---- Data extract

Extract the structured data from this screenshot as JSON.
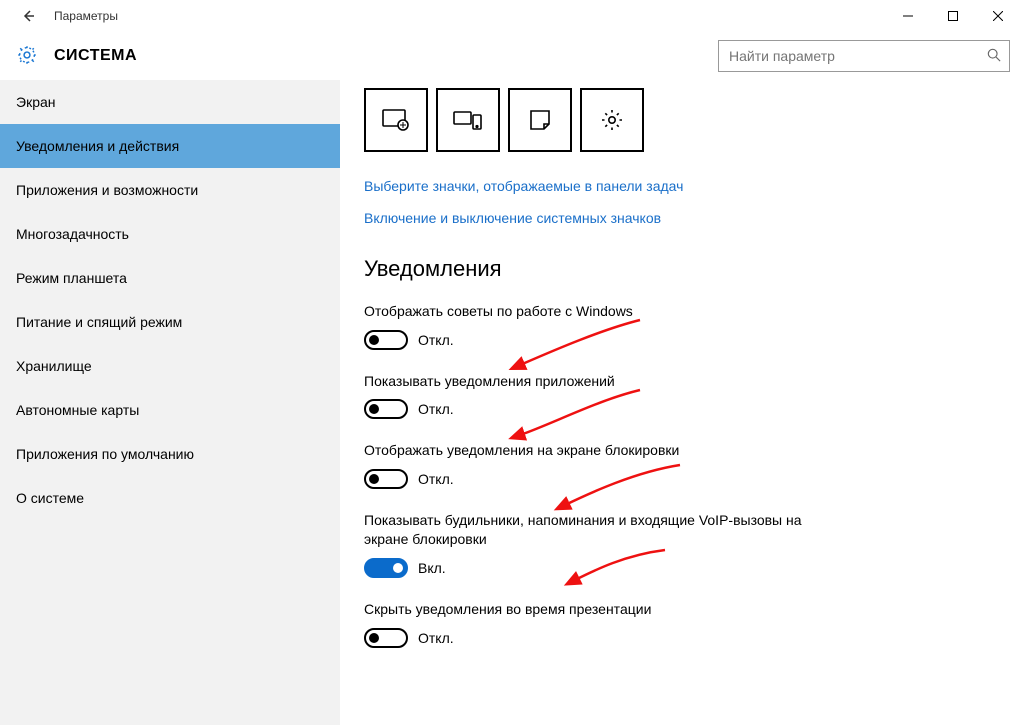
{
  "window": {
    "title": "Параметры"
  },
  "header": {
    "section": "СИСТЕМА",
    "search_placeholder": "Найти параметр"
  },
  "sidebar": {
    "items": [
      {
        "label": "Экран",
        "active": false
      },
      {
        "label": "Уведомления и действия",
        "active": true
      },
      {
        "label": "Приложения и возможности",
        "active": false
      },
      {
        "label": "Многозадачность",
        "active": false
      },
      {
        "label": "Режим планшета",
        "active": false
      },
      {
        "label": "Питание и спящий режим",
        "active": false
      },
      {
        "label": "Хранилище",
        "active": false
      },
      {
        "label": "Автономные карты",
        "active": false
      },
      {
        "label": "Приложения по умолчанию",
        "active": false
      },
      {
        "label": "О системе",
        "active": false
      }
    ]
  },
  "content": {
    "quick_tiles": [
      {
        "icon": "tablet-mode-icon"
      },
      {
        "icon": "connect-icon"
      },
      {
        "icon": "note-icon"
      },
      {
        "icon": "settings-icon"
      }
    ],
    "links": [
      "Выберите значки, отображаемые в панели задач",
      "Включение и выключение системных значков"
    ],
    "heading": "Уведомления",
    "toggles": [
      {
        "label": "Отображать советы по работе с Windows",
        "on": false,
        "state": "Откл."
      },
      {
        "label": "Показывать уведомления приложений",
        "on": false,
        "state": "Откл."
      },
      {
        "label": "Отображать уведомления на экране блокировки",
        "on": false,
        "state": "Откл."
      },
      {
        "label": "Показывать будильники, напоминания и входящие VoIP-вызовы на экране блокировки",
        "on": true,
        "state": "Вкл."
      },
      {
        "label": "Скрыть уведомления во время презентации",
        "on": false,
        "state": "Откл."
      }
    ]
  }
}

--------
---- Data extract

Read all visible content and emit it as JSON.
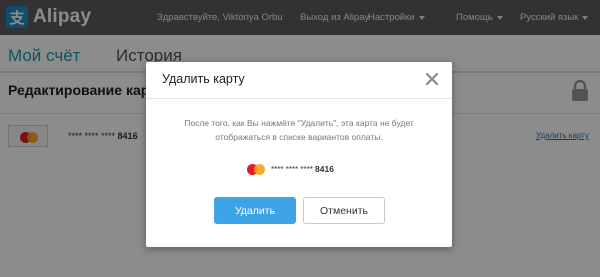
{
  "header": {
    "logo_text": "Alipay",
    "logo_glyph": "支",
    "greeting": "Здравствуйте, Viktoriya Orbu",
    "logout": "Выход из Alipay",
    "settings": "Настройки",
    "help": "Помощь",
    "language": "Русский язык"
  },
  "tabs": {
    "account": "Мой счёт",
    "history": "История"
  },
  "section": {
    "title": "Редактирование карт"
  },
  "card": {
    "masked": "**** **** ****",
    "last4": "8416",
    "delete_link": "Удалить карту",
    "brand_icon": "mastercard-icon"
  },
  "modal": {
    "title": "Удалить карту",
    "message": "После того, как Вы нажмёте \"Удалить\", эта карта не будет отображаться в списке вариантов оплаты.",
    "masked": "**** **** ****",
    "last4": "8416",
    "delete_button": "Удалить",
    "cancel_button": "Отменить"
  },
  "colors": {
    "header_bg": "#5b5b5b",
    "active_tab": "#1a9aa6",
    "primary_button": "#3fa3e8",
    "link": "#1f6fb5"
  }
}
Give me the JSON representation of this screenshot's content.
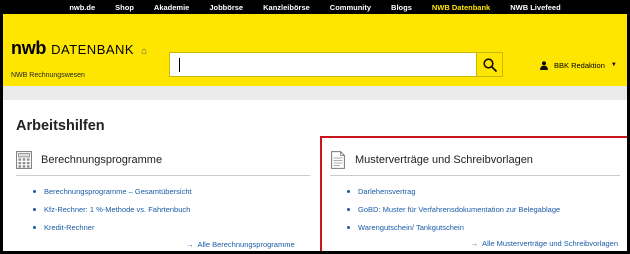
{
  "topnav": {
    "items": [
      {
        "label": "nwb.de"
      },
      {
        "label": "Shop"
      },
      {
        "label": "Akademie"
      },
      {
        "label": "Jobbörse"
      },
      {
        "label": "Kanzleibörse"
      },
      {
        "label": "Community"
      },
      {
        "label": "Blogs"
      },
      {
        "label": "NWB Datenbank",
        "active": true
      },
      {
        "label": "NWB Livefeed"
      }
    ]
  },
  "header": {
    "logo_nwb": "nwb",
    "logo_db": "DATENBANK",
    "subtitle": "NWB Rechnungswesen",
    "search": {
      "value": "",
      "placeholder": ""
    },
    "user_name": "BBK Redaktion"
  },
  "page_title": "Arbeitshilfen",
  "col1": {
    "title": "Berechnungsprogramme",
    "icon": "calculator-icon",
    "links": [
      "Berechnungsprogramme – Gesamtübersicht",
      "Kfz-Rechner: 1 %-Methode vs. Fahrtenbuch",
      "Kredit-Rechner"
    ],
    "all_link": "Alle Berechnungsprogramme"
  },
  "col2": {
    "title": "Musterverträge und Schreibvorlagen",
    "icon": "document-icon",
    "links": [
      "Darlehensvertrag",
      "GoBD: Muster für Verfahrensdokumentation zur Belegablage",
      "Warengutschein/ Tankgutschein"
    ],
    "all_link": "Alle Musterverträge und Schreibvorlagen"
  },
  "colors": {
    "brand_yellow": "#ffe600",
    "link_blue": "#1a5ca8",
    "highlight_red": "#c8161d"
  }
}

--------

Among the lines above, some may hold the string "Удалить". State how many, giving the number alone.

**Response to the exercise:**
4